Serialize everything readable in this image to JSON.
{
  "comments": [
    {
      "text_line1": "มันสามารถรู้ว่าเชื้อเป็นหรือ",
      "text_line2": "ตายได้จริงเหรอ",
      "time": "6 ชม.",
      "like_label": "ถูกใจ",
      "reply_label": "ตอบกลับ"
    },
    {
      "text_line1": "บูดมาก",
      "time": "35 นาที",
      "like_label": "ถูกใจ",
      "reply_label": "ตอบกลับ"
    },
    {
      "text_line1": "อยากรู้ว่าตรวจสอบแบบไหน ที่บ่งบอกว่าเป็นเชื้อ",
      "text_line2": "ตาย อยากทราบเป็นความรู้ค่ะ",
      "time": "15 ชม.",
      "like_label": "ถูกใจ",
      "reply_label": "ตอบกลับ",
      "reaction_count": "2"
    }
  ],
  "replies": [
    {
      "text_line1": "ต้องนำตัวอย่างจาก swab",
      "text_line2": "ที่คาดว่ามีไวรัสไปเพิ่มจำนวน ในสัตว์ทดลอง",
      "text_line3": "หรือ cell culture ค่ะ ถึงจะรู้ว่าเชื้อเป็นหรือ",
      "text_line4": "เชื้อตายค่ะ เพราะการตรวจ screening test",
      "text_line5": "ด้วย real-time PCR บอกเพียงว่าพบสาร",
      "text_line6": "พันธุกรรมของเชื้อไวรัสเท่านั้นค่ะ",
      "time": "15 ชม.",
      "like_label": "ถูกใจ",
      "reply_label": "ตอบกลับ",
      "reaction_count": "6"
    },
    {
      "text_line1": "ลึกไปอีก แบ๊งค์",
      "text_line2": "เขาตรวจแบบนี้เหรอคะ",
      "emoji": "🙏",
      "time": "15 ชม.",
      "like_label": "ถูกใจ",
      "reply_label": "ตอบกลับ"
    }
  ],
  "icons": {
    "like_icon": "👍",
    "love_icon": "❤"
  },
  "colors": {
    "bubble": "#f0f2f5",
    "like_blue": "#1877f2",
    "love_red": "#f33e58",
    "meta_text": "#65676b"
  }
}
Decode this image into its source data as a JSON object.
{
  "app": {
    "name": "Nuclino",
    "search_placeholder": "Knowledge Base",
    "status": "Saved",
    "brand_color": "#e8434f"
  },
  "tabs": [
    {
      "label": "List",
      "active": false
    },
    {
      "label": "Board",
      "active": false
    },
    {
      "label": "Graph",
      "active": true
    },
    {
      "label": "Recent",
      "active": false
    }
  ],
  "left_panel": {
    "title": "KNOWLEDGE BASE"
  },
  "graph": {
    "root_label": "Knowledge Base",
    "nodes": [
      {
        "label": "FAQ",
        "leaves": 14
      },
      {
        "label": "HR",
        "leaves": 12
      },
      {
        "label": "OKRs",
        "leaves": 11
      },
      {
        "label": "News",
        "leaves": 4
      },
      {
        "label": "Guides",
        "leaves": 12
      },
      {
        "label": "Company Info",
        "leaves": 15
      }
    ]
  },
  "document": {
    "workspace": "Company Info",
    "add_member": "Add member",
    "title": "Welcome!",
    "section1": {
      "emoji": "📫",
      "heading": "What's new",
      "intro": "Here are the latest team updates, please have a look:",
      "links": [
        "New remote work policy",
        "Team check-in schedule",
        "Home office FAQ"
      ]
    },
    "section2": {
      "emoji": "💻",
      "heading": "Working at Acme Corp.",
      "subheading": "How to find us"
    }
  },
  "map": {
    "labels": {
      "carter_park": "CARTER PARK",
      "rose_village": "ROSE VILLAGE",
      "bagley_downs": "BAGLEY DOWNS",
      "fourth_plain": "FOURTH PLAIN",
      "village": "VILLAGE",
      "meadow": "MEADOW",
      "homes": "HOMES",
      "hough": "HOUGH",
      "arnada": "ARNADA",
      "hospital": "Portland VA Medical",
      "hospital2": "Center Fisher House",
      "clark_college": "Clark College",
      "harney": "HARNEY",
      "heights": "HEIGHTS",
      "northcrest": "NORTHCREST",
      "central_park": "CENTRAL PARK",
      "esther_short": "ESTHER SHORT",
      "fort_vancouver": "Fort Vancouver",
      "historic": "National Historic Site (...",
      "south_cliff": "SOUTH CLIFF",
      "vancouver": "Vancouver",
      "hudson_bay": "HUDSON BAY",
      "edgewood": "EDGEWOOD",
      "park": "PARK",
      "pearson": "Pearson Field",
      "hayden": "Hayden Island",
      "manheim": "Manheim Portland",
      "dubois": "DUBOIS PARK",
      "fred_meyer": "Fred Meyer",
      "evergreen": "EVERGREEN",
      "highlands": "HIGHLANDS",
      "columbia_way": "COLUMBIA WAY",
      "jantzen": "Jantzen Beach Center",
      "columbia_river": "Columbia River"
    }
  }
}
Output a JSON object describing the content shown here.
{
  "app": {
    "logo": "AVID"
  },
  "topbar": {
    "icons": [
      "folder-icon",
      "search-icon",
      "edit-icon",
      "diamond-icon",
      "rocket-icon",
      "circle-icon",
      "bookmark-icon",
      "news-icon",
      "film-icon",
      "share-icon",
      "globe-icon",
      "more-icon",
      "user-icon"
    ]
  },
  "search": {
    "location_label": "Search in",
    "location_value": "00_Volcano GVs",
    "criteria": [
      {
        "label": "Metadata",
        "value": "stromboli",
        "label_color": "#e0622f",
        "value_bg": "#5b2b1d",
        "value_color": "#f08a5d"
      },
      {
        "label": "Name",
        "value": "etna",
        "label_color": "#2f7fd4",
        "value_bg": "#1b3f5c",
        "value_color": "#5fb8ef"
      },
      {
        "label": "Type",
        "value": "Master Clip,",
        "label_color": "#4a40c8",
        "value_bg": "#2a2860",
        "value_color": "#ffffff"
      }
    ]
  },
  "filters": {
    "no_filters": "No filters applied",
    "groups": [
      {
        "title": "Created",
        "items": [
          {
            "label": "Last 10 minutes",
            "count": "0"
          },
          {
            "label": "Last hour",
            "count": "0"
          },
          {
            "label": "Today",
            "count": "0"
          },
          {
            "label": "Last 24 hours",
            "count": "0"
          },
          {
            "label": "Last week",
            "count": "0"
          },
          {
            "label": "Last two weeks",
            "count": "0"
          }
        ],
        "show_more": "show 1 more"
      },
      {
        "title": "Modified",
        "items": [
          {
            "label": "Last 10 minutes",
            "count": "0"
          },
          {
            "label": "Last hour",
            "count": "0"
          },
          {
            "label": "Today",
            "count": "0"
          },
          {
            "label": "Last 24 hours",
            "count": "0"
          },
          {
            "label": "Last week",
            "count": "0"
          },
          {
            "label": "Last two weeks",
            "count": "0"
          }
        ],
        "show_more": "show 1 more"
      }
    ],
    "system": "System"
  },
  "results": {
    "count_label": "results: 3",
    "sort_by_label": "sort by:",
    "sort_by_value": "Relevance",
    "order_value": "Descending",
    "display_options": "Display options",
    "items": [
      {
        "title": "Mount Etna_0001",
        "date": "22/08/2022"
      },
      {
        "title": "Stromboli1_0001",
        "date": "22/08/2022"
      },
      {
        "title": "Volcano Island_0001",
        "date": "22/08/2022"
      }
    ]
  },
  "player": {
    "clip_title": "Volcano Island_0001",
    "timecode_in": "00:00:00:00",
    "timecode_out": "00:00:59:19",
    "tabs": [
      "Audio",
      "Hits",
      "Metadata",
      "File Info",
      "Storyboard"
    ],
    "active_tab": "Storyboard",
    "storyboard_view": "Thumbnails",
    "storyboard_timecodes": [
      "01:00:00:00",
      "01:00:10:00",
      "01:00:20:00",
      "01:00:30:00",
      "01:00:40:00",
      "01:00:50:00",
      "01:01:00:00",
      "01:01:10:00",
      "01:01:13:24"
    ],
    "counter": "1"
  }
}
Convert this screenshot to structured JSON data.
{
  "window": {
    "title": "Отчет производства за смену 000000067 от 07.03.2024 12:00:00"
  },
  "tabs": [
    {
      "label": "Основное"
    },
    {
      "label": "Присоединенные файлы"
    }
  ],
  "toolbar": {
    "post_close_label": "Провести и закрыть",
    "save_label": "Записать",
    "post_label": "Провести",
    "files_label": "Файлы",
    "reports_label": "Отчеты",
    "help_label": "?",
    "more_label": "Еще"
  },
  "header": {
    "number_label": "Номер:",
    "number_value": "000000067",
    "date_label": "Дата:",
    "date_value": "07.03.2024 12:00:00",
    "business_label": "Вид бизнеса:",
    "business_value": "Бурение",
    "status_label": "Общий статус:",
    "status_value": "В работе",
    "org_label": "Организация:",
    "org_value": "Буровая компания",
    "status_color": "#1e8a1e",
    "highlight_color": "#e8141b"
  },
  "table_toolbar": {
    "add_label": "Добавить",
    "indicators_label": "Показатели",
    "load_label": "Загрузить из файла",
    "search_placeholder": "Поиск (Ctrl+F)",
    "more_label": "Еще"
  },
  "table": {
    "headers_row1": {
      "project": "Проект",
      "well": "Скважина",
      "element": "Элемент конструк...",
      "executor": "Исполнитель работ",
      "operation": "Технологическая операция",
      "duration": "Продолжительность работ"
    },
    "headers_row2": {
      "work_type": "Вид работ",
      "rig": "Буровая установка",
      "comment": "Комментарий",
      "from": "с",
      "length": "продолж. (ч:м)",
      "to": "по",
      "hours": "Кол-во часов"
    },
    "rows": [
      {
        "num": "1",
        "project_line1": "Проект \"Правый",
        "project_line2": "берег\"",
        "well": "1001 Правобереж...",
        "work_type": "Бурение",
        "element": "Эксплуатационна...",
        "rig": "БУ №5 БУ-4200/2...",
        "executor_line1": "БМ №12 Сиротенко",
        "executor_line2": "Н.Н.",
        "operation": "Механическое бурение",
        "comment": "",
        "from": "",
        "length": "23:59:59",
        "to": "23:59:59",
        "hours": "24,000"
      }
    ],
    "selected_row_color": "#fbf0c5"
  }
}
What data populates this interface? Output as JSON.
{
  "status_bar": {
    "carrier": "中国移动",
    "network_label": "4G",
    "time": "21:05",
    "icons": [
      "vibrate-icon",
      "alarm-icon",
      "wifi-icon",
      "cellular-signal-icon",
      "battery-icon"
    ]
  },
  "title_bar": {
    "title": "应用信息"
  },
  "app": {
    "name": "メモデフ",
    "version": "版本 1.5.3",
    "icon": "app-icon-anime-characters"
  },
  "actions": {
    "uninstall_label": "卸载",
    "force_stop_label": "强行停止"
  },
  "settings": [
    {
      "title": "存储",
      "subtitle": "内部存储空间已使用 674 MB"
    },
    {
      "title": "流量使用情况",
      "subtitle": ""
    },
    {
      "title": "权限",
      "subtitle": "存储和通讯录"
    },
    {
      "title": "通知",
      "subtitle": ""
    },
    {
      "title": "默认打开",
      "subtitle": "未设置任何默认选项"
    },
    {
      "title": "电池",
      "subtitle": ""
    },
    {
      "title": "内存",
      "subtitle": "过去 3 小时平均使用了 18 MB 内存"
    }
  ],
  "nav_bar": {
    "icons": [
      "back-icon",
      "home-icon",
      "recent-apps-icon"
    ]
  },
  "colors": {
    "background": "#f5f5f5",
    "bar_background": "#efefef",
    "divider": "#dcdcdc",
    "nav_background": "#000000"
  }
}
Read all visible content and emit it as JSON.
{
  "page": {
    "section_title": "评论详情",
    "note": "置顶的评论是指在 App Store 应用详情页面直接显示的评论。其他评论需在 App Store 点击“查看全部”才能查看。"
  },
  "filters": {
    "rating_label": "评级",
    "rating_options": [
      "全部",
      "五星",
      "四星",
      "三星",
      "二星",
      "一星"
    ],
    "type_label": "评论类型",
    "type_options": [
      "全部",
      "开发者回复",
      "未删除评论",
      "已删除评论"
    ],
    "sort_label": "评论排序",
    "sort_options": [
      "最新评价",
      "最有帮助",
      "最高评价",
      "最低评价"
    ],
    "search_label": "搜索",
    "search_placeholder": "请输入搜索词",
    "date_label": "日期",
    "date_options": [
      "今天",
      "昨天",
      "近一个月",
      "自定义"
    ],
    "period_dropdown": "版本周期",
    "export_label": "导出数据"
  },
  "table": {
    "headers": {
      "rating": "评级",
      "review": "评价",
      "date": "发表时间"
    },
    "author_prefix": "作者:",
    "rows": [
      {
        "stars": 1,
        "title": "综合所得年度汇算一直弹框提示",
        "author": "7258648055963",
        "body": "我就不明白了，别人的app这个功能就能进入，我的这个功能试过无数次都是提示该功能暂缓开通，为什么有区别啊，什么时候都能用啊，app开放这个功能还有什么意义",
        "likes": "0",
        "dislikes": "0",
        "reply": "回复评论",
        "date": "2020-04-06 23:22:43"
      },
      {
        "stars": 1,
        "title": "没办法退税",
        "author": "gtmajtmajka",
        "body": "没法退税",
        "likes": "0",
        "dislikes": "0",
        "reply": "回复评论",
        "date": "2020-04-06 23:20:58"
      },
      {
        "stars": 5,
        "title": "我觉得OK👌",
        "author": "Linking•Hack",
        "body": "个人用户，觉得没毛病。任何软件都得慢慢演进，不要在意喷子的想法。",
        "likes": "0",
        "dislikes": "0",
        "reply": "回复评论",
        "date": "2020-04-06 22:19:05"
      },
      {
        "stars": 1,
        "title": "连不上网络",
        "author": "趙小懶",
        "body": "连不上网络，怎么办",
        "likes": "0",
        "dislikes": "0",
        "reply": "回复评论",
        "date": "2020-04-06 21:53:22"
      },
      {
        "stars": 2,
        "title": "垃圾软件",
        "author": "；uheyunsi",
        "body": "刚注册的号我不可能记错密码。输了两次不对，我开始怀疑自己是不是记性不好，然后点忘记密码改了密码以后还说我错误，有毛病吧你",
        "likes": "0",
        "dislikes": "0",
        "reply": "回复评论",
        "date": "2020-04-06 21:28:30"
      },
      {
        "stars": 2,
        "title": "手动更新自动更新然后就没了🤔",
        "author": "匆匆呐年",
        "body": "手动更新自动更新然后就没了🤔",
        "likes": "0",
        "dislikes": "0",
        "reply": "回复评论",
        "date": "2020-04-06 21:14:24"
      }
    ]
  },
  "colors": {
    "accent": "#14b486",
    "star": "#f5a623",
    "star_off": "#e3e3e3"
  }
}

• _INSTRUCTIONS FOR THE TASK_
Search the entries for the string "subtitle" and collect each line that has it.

• _EXERCISE OUTPUT_
      "subtitle": "内部存储空间已使用 674 MB"
      "subtitle": ""
      "subtitle": "存储和通讯录"
      "subtitle": ""
      "subtitle": "未设置任何默认选项"
      "subtitle": ""
      "subtitle": "过去 3 小时平均使用了 18 MB 内存"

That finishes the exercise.